------ RECORDS TO USE ------

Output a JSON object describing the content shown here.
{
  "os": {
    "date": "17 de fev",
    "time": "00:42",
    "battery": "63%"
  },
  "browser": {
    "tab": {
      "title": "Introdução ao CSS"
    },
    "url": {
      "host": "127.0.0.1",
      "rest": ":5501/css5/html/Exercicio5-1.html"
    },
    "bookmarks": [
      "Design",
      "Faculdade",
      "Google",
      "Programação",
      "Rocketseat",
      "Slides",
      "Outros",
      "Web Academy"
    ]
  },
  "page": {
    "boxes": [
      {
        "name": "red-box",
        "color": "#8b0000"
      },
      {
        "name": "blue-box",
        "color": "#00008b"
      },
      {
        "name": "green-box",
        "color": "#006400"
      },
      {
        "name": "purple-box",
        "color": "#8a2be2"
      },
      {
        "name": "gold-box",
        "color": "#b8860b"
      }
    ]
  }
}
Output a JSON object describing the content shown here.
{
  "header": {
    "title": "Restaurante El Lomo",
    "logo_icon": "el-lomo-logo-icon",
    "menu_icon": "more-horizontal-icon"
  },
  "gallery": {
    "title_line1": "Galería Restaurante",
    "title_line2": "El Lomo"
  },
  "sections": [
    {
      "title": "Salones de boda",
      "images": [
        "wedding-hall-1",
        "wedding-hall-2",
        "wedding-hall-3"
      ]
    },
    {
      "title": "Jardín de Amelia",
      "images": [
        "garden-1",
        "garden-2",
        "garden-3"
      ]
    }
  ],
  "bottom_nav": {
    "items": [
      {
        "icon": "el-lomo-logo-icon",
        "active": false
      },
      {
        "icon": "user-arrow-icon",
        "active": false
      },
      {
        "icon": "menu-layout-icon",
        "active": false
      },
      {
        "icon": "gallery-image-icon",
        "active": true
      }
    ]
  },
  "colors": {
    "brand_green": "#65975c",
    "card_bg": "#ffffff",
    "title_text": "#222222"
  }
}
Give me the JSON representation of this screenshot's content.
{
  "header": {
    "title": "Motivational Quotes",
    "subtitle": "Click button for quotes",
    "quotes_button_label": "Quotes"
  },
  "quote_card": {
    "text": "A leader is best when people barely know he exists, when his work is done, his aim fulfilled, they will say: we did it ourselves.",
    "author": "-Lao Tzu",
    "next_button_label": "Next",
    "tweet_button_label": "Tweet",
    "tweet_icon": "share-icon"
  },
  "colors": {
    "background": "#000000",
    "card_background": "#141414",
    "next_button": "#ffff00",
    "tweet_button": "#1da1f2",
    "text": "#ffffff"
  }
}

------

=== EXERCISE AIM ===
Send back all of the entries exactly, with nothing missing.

=== EXERCISE RESULT ===
Output a JSON object describing the content shown here.
{
  "os": {
    "date": "17 de fev",
    "time": "00:42",
    "battery": "63%"
  },
  "browser": {
    "tab": {
      "title": "Introdução ao CSS"
    },
    "url": {
      "host": "127.0.0.1",
      "rest": ":5501/css5/html/Exercicio5-1.html"
    },
    "bookmarks": [
      "Design",
      "Faculdade",
      "Google",
      "Programação",
      "Rocketseat",
      "Slides",
      "Outros",
      "Web Academy"
    ]
  },
  "page": {
    "boxes": [
      {
        "name": "red-box",
        "color": "#8b0000"
      },
      {
        "name": "blue-box",
        "color": "#00008b"
      },
      {
        "name": "green-box",
        "color": "#006400"
      },
      {
        "name": "purple-box",
        "color": "#8a2be2"
      },
      {
        "name": "gold-box",
        "color": "#b8860b"
      }
    ]
  }
}
Output a JSON object describing the content shown here.
{
  "header": {
    "title": "Restaurante El Lomo",
    "logo_icon": "el-lomo-logo-icon",
    "menu_icon": "more-horizontal-icon"
  },
  "gallery": {
    "title_line1": "Galería Restaurante",
    "title_line2": "El Lomo"
  },
  "sections": [
    {
      "title": "Salones de boda",
      "images": [
        "wedding-hall-1",
        "wedding-hall-2",
        "wedding-hall-3"
      ]
    },
    {
      "title": "Jardín de Amelia",
      "images": [
        "garden-1",
        "garden-2",
        "garden-3"
      ]
    }
  ],
  "bottom_nav": {
    "items": [
      {
        "icon": "el-lomo-logo-icon",
        "active": false
      },
      {
        "icon": "user-arrow-icon",
        "active": false
      },
      {
        "icon": "menu-layout-icon",
        "active": false
      },
      {
        "icon": "gallery-image-icon",
        "active": true
      }
    ]
  },
  "colors": {
    "brand_green": "#65975c",
    "card_bg": "#ffffff",
    "title_text": "#222222"
  }
}
Give me the JSON representation of this screenshot's content.
{
  "header": {
    "title": "Motivational Quotes",
    "subtitle": "Click button for quotes",
    "quotes_button_label": "Quotes"
  },
  "quote_card": {
    "text": "A leader is best when people barely know he exists, when his work is done, his aim fulfilled, they will say: we did it ourselves.",
    "author": "-Lao Tzu",
    "next_button_label": "Next",
    "tweet_button_label": "Tweet",
    "tweet_icon": "share-icon"
  },
  "colors": {
    "background": "#000000",
    "card_background": "#141414",
    "next_button": "#ffff00",
    "tweet_button": "#1da1f2",
    "text": "#ffffff"
  }
}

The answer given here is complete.